# WORK TO COMPLETE
All of the entries below should be returned verbatim, apart from the pictures.

# SUPPLIED RECORDS

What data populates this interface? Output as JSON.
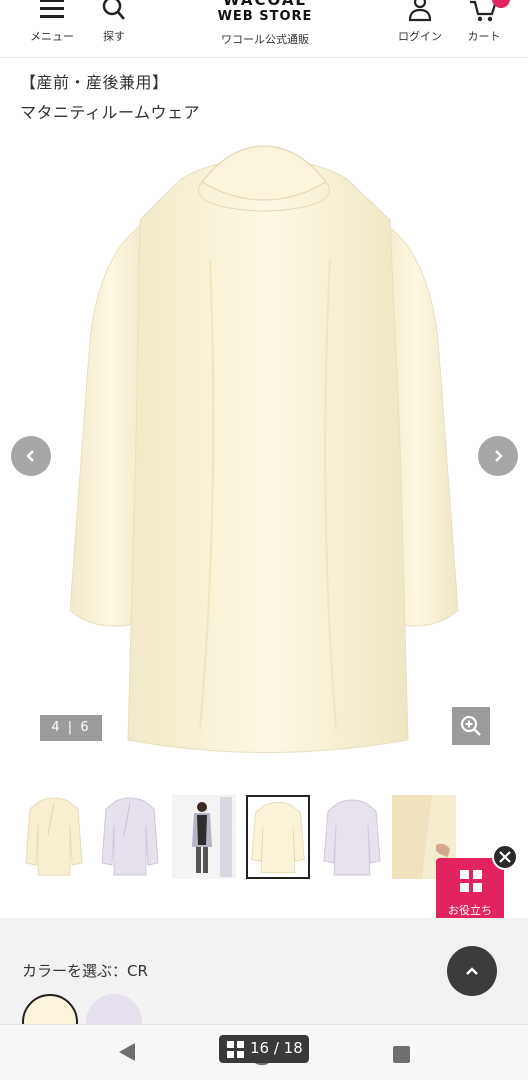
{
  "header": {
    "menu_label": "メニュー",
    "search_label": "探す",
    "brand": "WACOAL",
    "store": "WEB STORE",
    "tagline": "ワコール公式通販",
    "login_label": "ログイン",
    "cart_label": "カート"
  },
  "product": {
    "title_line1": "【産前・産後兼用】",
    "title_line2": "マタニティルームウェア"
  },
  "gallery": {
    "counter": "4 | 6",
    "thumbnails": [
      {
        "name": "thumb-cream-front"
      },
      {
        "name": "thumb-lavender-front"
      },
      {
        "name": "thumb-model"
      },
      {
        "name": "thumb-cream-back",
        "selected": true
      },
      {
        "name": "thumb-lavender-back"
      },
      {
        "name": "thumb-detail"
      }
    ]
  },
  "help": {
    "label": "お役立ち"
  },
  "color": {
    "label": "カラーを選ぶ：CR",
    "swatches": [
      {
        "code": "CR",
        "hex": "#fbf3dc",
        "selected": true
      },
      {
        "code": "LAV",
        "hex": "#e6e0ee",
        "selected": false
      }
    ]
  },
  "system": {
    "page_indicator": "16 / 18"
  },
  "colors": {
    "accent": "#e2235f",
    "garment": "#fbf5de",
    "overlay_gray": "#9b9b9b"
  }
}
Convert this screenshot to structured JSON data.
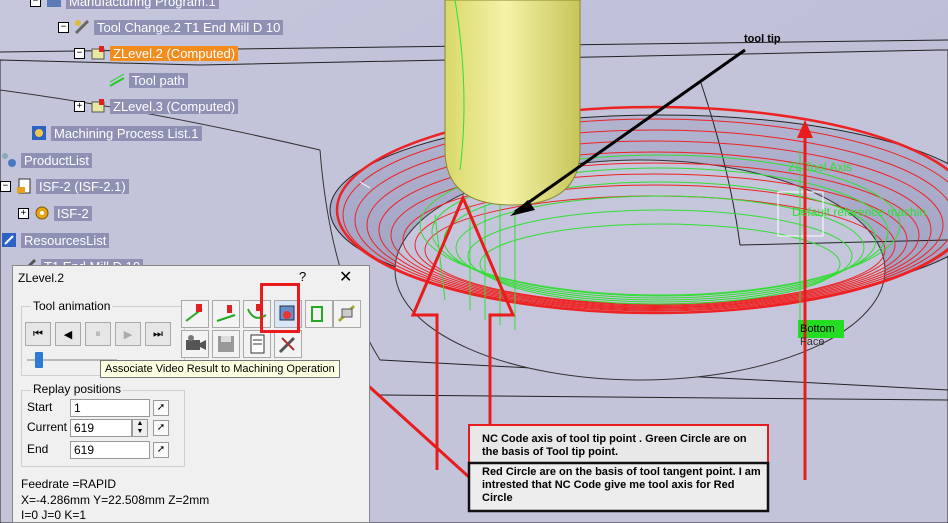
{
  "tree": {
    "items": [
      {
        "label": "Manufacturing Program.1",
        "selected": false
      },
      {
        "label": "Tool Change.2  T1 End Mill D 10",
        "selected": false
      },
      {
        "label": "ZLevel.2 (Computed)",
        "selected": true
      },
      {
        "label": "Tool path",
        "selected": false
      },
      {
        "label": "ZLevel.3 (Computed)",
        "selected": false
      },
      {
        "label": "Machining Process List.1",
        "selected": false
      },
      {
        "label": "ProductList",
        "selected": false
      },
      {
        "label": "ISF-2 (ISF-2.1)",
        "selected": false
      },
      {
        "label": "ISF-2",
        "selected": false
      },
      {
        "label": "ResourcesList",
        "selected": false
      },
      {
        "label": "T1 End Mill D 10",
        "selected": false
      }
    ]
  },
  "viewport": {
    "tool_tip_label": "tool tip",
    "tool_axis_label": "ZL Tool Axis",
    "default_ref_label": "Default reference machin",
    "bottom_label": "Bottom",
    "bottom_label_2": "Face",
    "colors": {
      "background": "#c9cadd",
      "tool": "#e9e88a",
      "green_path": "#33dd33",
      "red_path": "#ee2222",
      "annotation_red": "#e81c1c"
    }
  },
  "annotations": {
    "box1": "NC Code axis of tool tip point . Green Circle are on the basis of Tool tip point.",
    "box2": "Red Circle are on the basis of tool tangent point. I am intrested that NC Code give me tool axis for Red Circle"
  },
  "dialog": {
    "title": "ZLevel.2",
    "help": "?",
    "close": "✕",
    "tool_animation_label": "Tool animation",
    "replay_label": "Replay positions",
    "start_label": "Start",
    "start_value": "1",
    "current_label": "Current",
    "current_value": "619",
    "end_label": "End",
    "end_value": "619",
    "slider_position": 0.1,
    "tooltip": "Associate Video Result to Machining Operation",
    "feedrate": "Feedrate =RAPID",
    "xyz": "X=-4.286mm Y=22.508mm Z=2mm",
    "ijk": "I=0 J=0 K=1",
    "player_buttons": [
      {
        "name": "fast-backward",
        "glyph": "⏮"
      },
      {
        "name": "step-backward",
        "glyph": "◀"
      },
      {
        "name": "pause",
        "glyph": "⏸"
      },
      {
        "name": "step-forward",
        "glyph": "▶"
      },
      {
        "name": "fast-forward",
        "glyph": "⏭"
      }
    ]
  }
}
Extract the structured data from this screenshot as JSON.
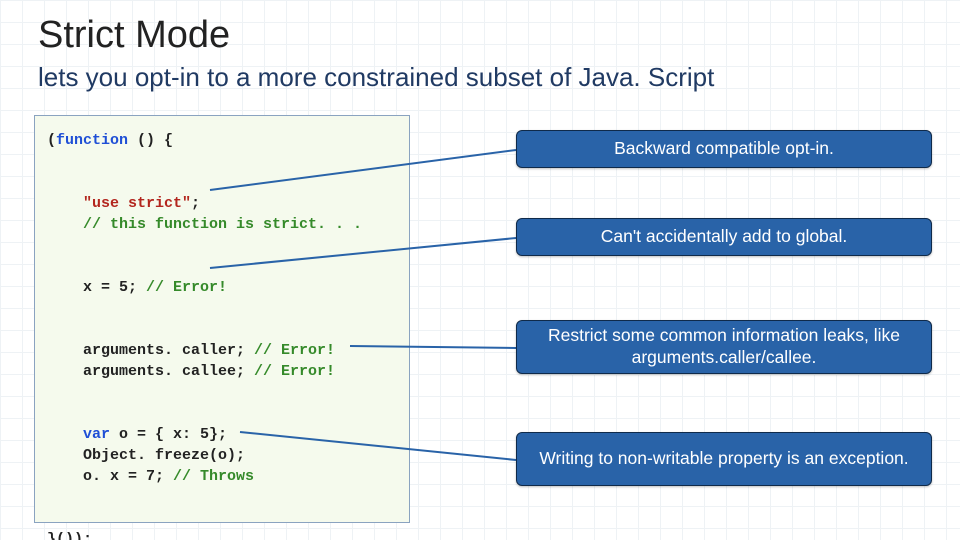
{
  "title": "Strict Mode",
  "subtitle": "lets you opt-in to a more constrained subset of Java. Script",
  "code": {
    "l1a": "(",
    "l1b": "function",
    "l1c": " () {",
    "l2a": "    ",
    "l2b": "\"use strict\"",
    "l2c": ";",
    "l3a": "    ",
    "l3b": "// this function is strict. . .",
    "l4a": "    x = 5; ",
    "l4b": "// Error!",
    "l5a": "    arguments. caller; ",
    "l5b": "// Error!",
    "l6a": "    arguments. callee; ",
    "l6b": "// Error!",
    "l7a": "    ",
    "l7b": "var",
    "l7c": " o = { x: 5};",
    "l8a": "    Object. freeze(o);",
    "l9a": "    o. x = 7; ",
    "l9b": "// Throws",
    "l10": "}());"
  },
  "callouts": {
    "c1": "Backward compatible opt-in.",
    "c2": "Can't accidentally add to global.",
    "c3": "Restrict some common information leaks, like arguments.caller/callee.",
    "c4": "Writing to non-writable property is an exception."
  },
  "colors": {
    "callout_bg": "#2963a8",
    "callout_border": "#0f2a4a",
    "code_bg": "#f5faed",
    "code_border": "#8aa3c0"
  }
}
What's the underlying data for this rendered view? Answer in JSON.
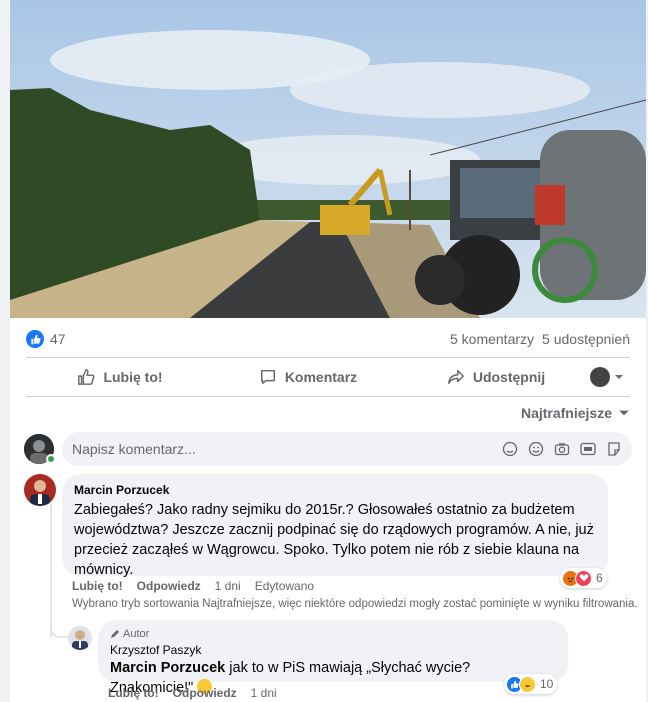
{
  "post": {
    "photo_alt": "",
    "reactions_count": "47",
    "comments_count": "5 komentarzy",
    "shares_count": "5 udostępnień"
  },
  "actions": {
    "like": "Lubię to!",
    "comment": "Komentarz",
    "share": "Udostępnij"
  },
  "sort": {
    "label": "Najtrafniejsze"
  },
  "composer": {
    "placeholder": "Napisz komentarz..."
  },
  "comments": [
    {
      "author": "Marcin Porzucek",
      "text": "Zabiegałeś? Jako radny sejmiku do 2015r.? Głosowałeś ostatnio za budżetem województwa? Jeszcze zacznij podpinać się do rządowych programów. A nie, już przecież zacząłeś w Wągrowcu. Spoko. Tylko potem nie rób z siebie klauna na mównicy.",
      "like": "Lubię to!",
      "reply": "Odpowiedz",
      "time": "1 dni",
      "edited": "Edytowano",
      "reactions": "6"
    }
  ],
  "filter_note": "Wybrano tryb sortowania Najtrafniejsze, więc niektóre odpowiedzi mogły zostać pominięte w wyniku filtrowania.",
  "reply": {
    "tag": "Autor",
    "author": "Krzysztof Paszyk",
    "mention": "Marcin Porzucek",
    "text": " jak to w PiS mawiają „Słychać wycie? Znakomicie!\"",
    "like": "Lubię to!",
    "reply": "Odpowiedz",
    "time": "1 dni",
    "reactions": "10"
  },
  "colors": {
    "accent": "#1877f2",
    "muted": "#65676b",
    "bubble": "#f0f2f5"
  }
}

# ANSWER BOX
What data populates this interface? Output as JSON.
{
  "header": {
    "menu_label": "メニュー",
    "search_label": "探す",
    "brand": "WACOAL",
    "store": "WEB STORE",
    "tagline": "ワコール公式通販",
    "login_label": "ログイン",
    "cart_label": "カート"
  },
  "product": {
    "title_line1": "【産前・産後兼用】",
    "title_line2": "マタニティルームウェア"
  },
  "gallery": {
    "counter": "4 | 6",
    "thumbnails": [
      {
        "name": "thumb-cream-front"
      },
      {
        "name": "thumb-lavender-front"
      },
      {
        "name": "thumb-model"
      },
      {
        "name": "thumb-cream-back",
        "selected": true
      },
      {
        "name": "thumb-lavender-back"
      },
      {
        "name": "thumb-detail"
      }
    ]
  },
  "help": {
    "label": "お役立ち"
  },
  "color": {
    "label": "カラーを選ぶ：CR",
    "swatches": [
      {
        "code": "CR",
        "hex": "#fbf3dc",
        "selected": true
      },
      {
        "code": "LAV",
        "hex": "#e6e0ee",
        "selected": false
      }
    ]
  },
  "system": {
    "page_indicator": "16 / 18"
  },
  "colors": {
    "accent": "#e2235f",
    "garment": "#fbf5de",
    "overlay_gray": "#9b9b9b"
  }
}
Convert this screenshot to structured JSON data.
{
  "tree": {
    "items": [
      {
        "label": "Manufacturing Program.1",
        "selected": false
      },
      {
        "label": "Tool Change.2  T1 End Mill D 10",
        "selected": false
      },
      {
        "label": "ZLevel.2 (Computed)",
        "selected": true
      },
      {
        "label": "Tool path",
        "selected": false
      },
      {
        "label": "ZLevel.3 (Computed)",
        "selected": false
      },
      {
        "label": "Machining Process List.1",
        "selected": false
      },
      {
        "label": "ProductList",
        "selected": false
      },
      {
        "label": "ISF-2 (ISF-2.1)",
        "selected": false
      },
      {
        "label": "ISF-2",
        "selected": false
      },
      {
        "label": "ResourcesList",
        "selected": false
      },
      {
        "label": "T1 End Mill D 10",
        "selected": false
      }
    ]
  },
  "viewport": {
    "tool_tip_label": "tool tip",
    "tool_axis_label": "ZL Tool Axis",
    "default_ref_label": "Default reference machin",
    "bottom_label": "Bottom",
    "bottom_label_2": "Face",
    "colors": {
      "background": "#c9cadd",
      "tool": "#e9e88a",
      "green_path": "#33dd33",
      "red_path": "#ee2222",
      "annotation_red": "#e81c1c"
    }
  },
  "annotations": {
    "box1": "NC Code axis of tool tip point . Green Circle are on the basis of Tool tip point.",
    "box2": "Red Circle are on the basis of tool tangent point. I am intrested that NC Code give me tool axis for Red Circle"
  },
  "dialog": {
    "title": "ZLevel.2",
    "help": "?",
    "close": "✕",
    "tool_animation_label": "Tool animation",
    "replay_label": "Replay positions",
    "start_label": "Start",
    "start_value": "1",
    "current_label": "Current",
    "current_value": "619",
    "end_label": "End",
    "end_value": "619",
    "slider_position": 0.1,
    "tooltip": "Associate Video Result to Machining Operation",
    "feedrate": "Feedrate =RAPID",
    "xyz": "X=-4.286mm Y=22.508mm Z=2mm",
    "ijk": "I=0 J=0 K=1",
    "player_buttons": [
      {
        "name": "fast-backward",
        "glyph": "⏮"
      },
      {
        "name": "step-backward",
        "glyph": "◀"
      },
      {
        "name": "pause",
        "glyph": "⏸"
      },
      {
        "name": "step-forward",
        "glyph": "▶"
      },
      {
        "name": "fast-forward",
        "glyph": "⏭"
      }
    ]
  }
}
Extract the structured data from this screenshot as JSON.
{
  "title": "Strict Mode",
  "subtitle": "lets you opt-in to a more constrained subset of Java. Script",
  "code": {
    "l1a": "(",
    "l1b": "function",
    "l1c": " () {",
    "l2a": "    ",
    "l2b": "\"use strict\"",
    "l2c": ";",
    "l3a": "    ",
    "l3b": "// this function is strict. . .",
    "l4a": "    x = 5; ",
    "l4b": "// Error!",
    "l5a": "    arguments. caller; ",
    "l5b": "// Error!",
    "l6a": "    arguments. callee; ",
    "l6b": "// Error!",
    "l7a": "    ",
    "l7b": "var",
    "l7c": " o = { x: 5};",
    "l8a": "    Object. freeze(o);",
    "l9a": "    o. x = 7; ",
    "l9b": "// Throws",
    "l10": "}());"
  },
  "callouts": {
    "c1": "Backward compatible opt-in.",
    "c2": "Can't accidentally add to global.",
    "c3": "Restrict some common information leaks, like arguments.caller/callee.",
    "c4": "Writing to non-writable property is an exception."
  },
  "colors": {
    "callout_bg": "#2963a8",
    "callout_border": "#0f2a4a",
    "code_bg": "#f5faed",
    "code_border": "#8aa3c0"
  }
}
What's the underlying data for this rendered view? Answer in JSON.
{
  "post": {
    "photo_alt": "",
    "reactions_count": "47",
    "comments_count": "5 komentarzy",
    "shares_count": "5 udostępnień"
  },
  "actions": {
    "like": "Lubię to!",
    "comment": "Komentarz",
    "share": "Udostępnij"
  },
  "sort": {
    "label": "Najtrafniejsze"
  },
  "composer": {
    "placeholder": "Napisz komentarz..."
  },
  "comments": [
    {
      "author": "Marcin Porzucek",
      "text": "Zabiegałeś? Jako radny sejmiku do 2015r.? Głosowałeś ostatnio za budżetem województwa? Jeszcze zacznij podpinać się do rządowych programów. A nie, już przecież zacząłeś w Wągrowcu. Spoko. Tylko potem nie rób z siebie klauna na mównicy.",
      "like": "Lubię to!",
      "reply": "Odpowiedz",
      "time": "1 dni",
      "edited": "Edytowano",
      "reactions": "6"
    }
  ],
  "filter_note": "Wybrano tryb sortowania Najtrafniejsze, więc niektóre odpowiedzi mogły zostać pominięte w wyniku filtrowania.",
  "reply": {
    "tag": "Autor",
    "author": "Krzysztof Paszyk",
    "mention": "Marcin Porzucek",
    "text": " jak to w PiS mawiają „Słychać wycie? Znakomicie!\"",
    "like": "Lubię to!",
    "reply": "Odpowiedz",
    "time": "1 dni",
    "reactions": "10"
  },
  "colors": {
    "accent": "#1877f2",
    "muted": "#65676b",
    "bubble": "#f0f2f5"
  }
}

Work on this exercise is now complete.